My first conclusion here was that the LED did not have enough power (and by pointing my phone's camera at it, it became clear that's the case, the light was too dim, especially compared to the light coming from my remote which was as twice as bright - if not more).
I have read online that most LEDs require around
20 mA. What stumped me is that the LED I have can tolerate up to
100mA for maximum brightness (at least it says so in the documentation under "forward current").
I know that for optimal performance, it might be best to keep my LED at 80% of the power, which should be
So, how the hell do I supply
80 mA to it and still control it from my digital out pins? Transistors?
My Arduino uses
5V VCC on its digital pins (verified with voltmeter).. I also managed to record exactly
80 mA with amp-meter (i guess it can only use this for short periods of time, so I gave up not wanting to fry my Arduino).

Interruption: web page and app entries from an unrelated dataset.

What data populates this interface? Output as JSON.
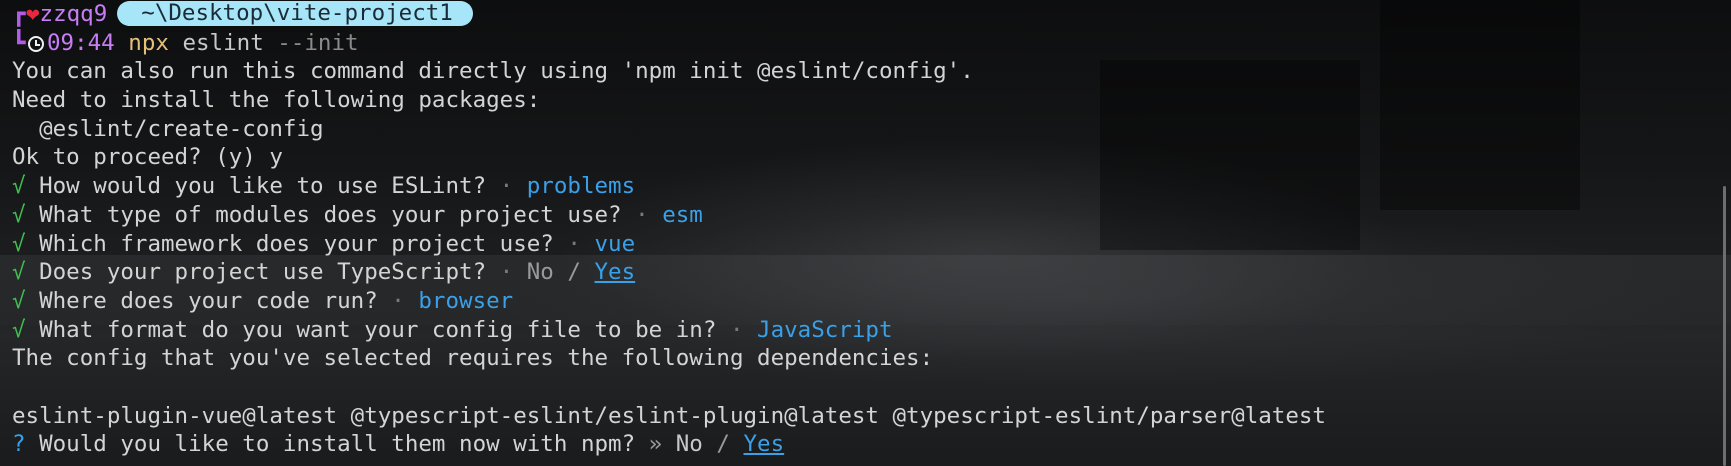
{
  "prompt": {
    "user": "zzqq9",
    "path": "~\\Desktop\\vite-project1",
    "time": "09:44",
    "command_bin": "npx",
    "command_arg": "eslint",
    "command_flag": "--init",
    "heart_color": "#e8293d",
    "pill_color": "#a7e6f8"
  },
  "output": {
    "line1": "You can also run this command directly using 'npm init @eslint/config'.",
    "line2": "Need to install the following packages:",
    "line3": "  @eslint/create-config",
    "line4": "Ok to proceed? (y) y"
  },
  "questions": [
    {
      "mark": "√",
      "text": "How would you like to use ESLint?",
      "sep": "·",
      "answer": "problems"
    },
    {
      "mark": "√",
      "text": "What type of modules does your project use?",
      "sep": "·",
      "answer": "esm"
    },
    {
      "mark": "√",
      "text": "Which framework does your project use?",
      "sep": "·",
      "answer": "vue"
    },
    {
      "mark": "√",
      "text": "Does your project use TypeScript?",
      "sep": "·",
      "option_a": "No",
      "slash": "/",
      "option_b": "Yes"
    },
    {
      "mark": "√",
      "text": "Where does your code run?",
      "sep": "·",
      "answer": "browser"
    },
    {
      "mark": "√",
      "text": "What format do you want your config file to be in?",
      "sep": "·",
      "answer": "JavaScript"
    }
  ],
  "deps": {
    "intro": "The config that you've selected requires the following dependencies:",
    "list": "eslint-plugin-vue@latest @typescript-eslint/eslint-plugin@latest @typescript-eslint/parser@latest"
  },
  "install_prompt": {
    "mark": "?",
    "text": "Would you like to install them now with npm?",
    "sep": "»",
    "option_a": "No",
    "slash": "/",
    "option_b": "Yes"
  },
  "icons": {
    "heart": "heart-icon",
    "clock": "clock-icon",
    "prompt_top": "┏",
    "prompt_bottom": "┗"
  },
  "colors": {
    "check": "#3fbf4f",
    "answer": "#3aa0e8",
    "user": "#c77df5"
  }
}
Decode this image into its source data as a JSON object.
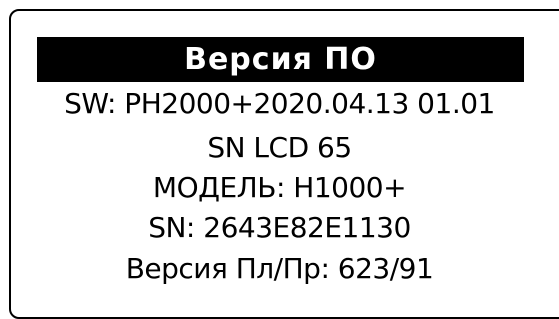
{
  "title": "Версия ПО",
  "info": {
    "sw": "SW: PH2000+2020.04.13 01.01",
    "sn_lcd": "SN LCD 65",
    "model": "МОДЕЛЬ: H1000+",
    "sn": "SN: 2643E82E1130",
    "version_pl_pr": "Версия Пл/Пр: 623/91"
  },
  "colors": {
    "background": "#ffffff",
    "title_bar": "#000000",
    "title_text": "#ffffff",
    "text": "#000000"
  }
}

As you might have noticed, this conflicting information makes a beginner like me very confused.
So, I can measure
40 mA is recommended maximum. LEDs require
20mA for optimal performance but turns out my uses much more..?
LED specs are:
Forward Voltage: Max 1.8 V ( Typ: 1.5 V ) Reverse voltage: 5 V Forward Current: 100 mA
This tutorial showed me that the amount of voltage generated must be equal to the amount used.
My question to you is: is my approach correct here and can somebody help me out with the resistors I need to use to properly handle this voltage drop? I only have resistors from the starter kit ( 220 ohm, 550 ohm, 4.7 K, 5 M, 10 M, 15 M )
My first idea was:
5 V - 1.8 V = 3.2 V // use a resistor with the LED which will drop 3.2 V before GND 3.2 V / 0.080 A = 40 ohm // that resistor must be 40 ohm
But, if Arduino cannot handle
80 mA, this is useless.
Also, might be hard to create a
40 ohm combined resistor with what I have.
Let me know where I am wrong.
Thank you for any help!